The relation between symmetry and entropy is a deep one. For isolated systems that are meaningfully describable in terms of microstates and macrostates, entropy S obeys the second law of thermodynamics and never decreases as the system evolves. A macrostate of such a system possesses a natural symmetry, its invariance under permutations of the set of microstates corresponding to it. Macroevolution is generally convergent, with the same final macrostate resulting from (usually many) different initial macrostates. But microevolution is nonconvergent, where different microstates always evolve into different microstates. (Nonconvergence is related to time reversal symmetry.) With the degree of symmetry of a macrostate represented by the number of its corresponding microstates W (monotonically related to the order of the symmetry group W!), it follows from the Curie principle (or symmetry principle) that the degree of symmetry of a macrostate never decreases as the system evolves. This is the special symmetry evolution principle and it is isomorphic with the second law under interchange of S and W. These two quantities are indeed monotonically increasing functions of each other through the famous relation S = k log W. This special issue celebrates that relation.

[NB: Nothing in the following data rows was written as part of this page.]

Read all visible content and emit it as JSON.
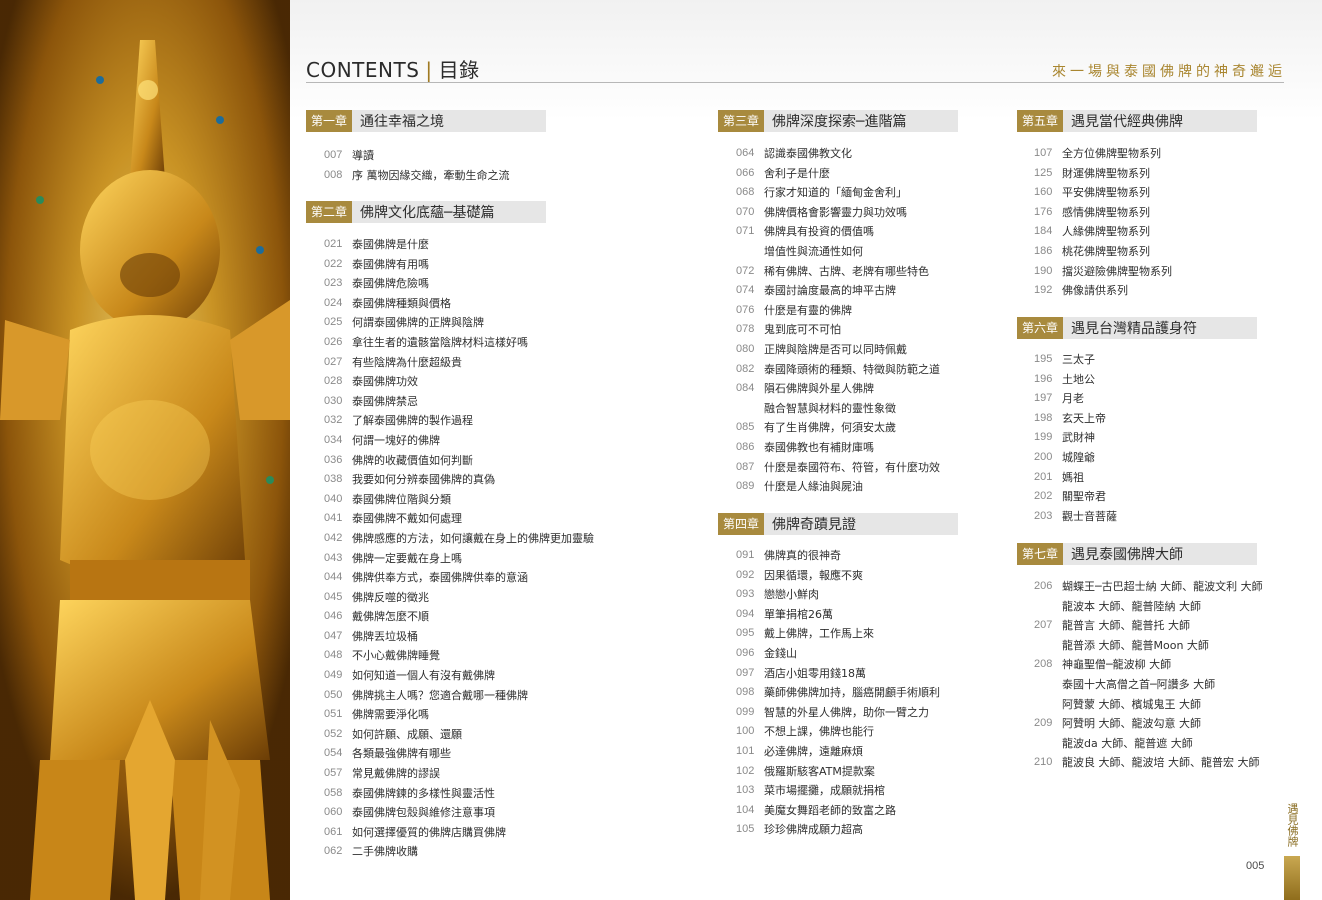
{
  "header": {
    "title_en": "CONTENTS",
    "title_zh": "目錄",
    "subtitle": "來一場與泰國佛牌的神奇邂逅"
  },
  "chapters": [
    {
      "num": "第一章",
      "name": "通往幸福之境",
      "items": [
        {
          "page": "007",
          "title": "導讀"
        },
        {
          "page": "008",
          "title": "序 萬物因緣交織，牽動生命之流"
        }
      ]
    },
    {
      "num": "第二章",
      "name": "佛牌文化底蘊─基礎篇",
      "items": [
        {
          "page": "021",
          "title": "泰國佛牌是什麼"
        },
        {
          "page": "022",
          "title": "泰國佛牌有用嗎"
        },
        {
          "page": "023",
          "title": "泰國佛牌危險嗎"
        },
        {
          "page": "024",
          "title": "泰國佛牌種類與價格"
        },
        {
          "page": "025",
          "title": "何謂泰國佛牌的正牌與陰牌"
        },
        {
          "page": "026",
          "title": "拿往生者的遺骸當陰牌材料這樣好嗎"
        },
        {
          "page": "027",
          "title": "有些陰牌為什麼超級貴"
        },
        {
          "page": "028",
          "title": "泰國佛牌功效"
        },
        {
          "page": "030",
          "title": "泰國佛牌禁忌"
        },
        {
          "page": "032",
          "title": "了解泰國佛牌的製作過程"
        },
        {
          "page": "034",
          "title": "何謂一塊好的佛牌"
        },
        {
          "page": "036",
          "title": "佛牌的收藏價值如何判斷"
        },
        {
          "page": "038",
          "title": "我要如何分辨泰國佛牌的真偽"
        },
        {
          "page": "040",
          "title": "泰國佛牌位階與分類"
        },
        {
          "page": "041",
          "title": "泰國佛牌不戴如何處理"
        },
        {
          "page": "042",
          "title": "佛牌感應的方法，如何讓戴在身上的佛牌更加靈驗"
        },
        {
          "page": "043",
          "title": "佛牌一定要戴在身上嗎"
        },
        {
          "page": "044",
          "title": "佛牌供奉方式，泰國佛牌供奉的意涵"
        },
        {
          "page": "045",
          "title": "佛牌反噬的徵兆"
        },
        {
          "page": "046",
          "title": "戴佛牌怎麼不順"
        },
        {
          "page": "047",
          "title": "佛牌丟垃圾桶"
        },
        {
          "page": "048",
          "title": "不小心戴佛牌睡覺"
        },
        {
          "page": "049",
          "title": "如何知道一個人有沒有戴佛牌"
        },
        {
          "page": "050",
          "title": "佛牌挑主人嗎？您適合戴哪一種佛牌"
        },
        {
          "page": "051",
          "title": "佛牌需要淨化嗎"
        },
        {
          "page": "052",
          "title": "如何許願、成願、還願"
        },
        {
          "page": "054",
          "title": "各類最強佛牌有哪些"
        },
        {
          "page": "057",
          "title": "常見戴佛牌的謬誤"
        },
        {
          "page": "058",
          "title": "泰國佛牌鍊的多樣性與靈活性"
        },
        {
          "page": "060",
          "title": "泰國佛牌包殼與維修注意事項"
        },
        {
          "page": "061",
          "title": "如何選擇優質的佛牌店購買佛牌"
        },
        {
          "page": "062",
          "title": "二手佛牌收購"
        }
      ]
    },
    {
      "num": "第三章",
      "name": "佛牌深度探索─進階篇",
      "items": [
        {
          "page": "064",
          "title": "認識泰國佛教文化"
        },
        {
          "page": "066",
          "title": "舍利子是什麼"
        },
        {
          "page": "068",
          "title": "行家才知道的「緬甸金舍利」"
        },
        {
          "page": "070",
          "title": "佛牌價格會影響靈力與功效嗎"
        },
        {
          "page": "071",
          "title": "佛牌具有投資的價值嗎"
        },
        {
          "page": "",
          "title": "增值性與流通性如何"
        },
        {
          "page": "072",
          "title": "稀有佛牌、古牌、老牌有哪些特色"
        },
        {
          "page": "074",
          "title": "泰國討論度最高的坤平古牌"
        },
        {
          "page": "076",
          "title": "什麼是有靈的佛牌"
        },
        {
          "page": "078",
          "title": "鬼到底可不可怕"
        },
        {
          "page": "080",
          "title": "正牌與陰牌是否可以同時佩戴"
        },
        {
          "page": "082",
          "title": "泰國降頭術的種類、特徵與防範之道"
        },
        {
          "page": "084",
          "title": "隕石佛牌與外星人佛牌"
        },
        {
          "page": "",
          "title": "融合智慧與材料的靈性象徵"
        },
        {
          "page": "085",
          "title": "有了生肖佛牌，何須安太歲"
        },
        {
          "page": "086",
          "title": "泰國佛教也有補財庫嗎"
        },
        {
          "page": "087",
          "title": "什麼是泰國符布、符管，有什麼功效"
        },
        {
          "page": "089",
          "title": "什麼是人緣油與屍油"
        }
      ]
    },
    {
      "num": "第四章",
      "name": "佛牌奇蹟見證",
      "items": [
        {
          "page": "091",
          "title": "佛牌真的很神奇"
        },
        {
          "page": "092",
          "title": "因果循環，報應不爽"
        },
        {
          "page": "093",
          "title": "戀戀小鮮肉"
        },
        {
          "page": "094",
          "title": "單筆捐棺26萬"
        },
        {
          "page": "095",
          "title": "戴上佛牌，工作馬上來"
        },
        {
          "page": "096",
          "title": "金錢山"
        },
        {
          "page": "097",
          "title": "酒店小姐零用錢18萬"
        },
        {
          "page": "098",
          "title": "藥師佛佛牌加持，腦癌開顱手術順利"
        },
        {
          "page": "099",
          "title": "智慧的外星人佛牌，助你一臂之力"
        },
        {
          "page": "100",
          "title": "不想上課，佛牌也能行"
        },
        {
          "page": "101",
          "title": "必達佛牌，遠離麻煩"
        },
        {
          "page": "102",
          "title": "俄羅斯駭客ATM提款案"
        },
        {
          "page": "103",
          "title": "菜市場擺攤，成願就捐棺"
        },
        {
          "page": "104",
          "title": "美魔女舞蹈老師的致富之路"
        },
        {
          "page": "105",
          "title": "珍珍佛牌成願力超高"
        }
      ]
    },
    {
      "num": "第五章",
      "name": "遇見當代經典佛牌",
      "items": [
        {
          "page": "107",
          "title": "全方位佛牌聖物系列"
        },
        {
          "page": "125",
          "title": "財運佛牌聖物系列"
        },
        {
          "page": "160",
          "title": "平安佛牌聖物系列"
        },
        {
          "page": "176",
          "title": "感情佛牌聖物系列"
        },
        {
          "page": "184",
          "title": "人緣佛牌聖物系列"
        },
        {
          "page": "186",
          "title": "桃花佛牌聖物系列"
        },
        {
          "page": "190",
          "title": "擋災避險佛牌聖物系列"
        },
        {
          "page": "192",
          "title": "佛像請供系列"
        }
      ]
    },
    {
      "num": "第六章",
      "name": "遇見台灣精品護身符",
      "items": [
        {
          "page": "195",
          "title": "三太子"
        },
        {
          "page": "196",
          "title": "土地公"
        },
        {
          "page": "197",
          "title": "月老"
        },
        {
          "page": "198",
          "title": "玄天上帝"
        },
        {
          "page": "199",
          "title": "武財神"
        },
        {
          "page": "200",
          "title": "城隍爺"
        },
        {
          "page": "201",
          "title": "媽祖"
        },
        {
          "page": "202",
          "title": "關聖帝君"
        },
        {
          "page": "203",
          "title": "觀士音菩薩"
        }
      ]
    },
    {
      "num": "第七章",
      "name": "遇見泰國佛牌大師",
      "items": [
        {
          "page": "206",
          "title": "蝴蝶王─古巴超士納 大師、龍波文利 大師"
        },
        {
          "page": "",
          "title": "龍波本 大師、龍普陸納 大師"
        },
        {
          "page": "207",
          "title": "龍普言 大師、龍普托 大師"
        },
        {
          "page": "",
          "title": "龍普添 大師、龍普Moon 大師"
        },
        {
          "page": "208",
          "title": "神龜聖僧─龍波柳 大師"
        },
        {
          "page": "",
          "title": "泰國十大高僧之首─阿讚多 大師"
        },
        {
          "page": "",
          "title": "阿贊蒙 大師、檳城鬼王 大師"
        },
        {
          "page": "209",
          "title": "阿贊明 大師、龍波勾意 大師"
        },
        {
          "page": "",
          "title": "龍波da 大師、龍普遮 大師"
        },
        {
          "page": "210",
          "title": "龍波良 大師、龍波培 大師、龍普宏 大師"
        }
      ]
    }
  ],
  "footer": {
    "page_number": "005",
    "side_tab": "遇見佛牌"
  },
  "colors": {
    "accent_gold": "#a88a3e",
    "chapter_bg": "#e6e6e6",
    "header_line": "#b7b7b7"
  }
}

Dr. Shu-Kun Lin
- Curie-Rosen symmetry principle (or Curie symmetry principle, or symmetry principle)
- symmetry evolution
- continuous symmetry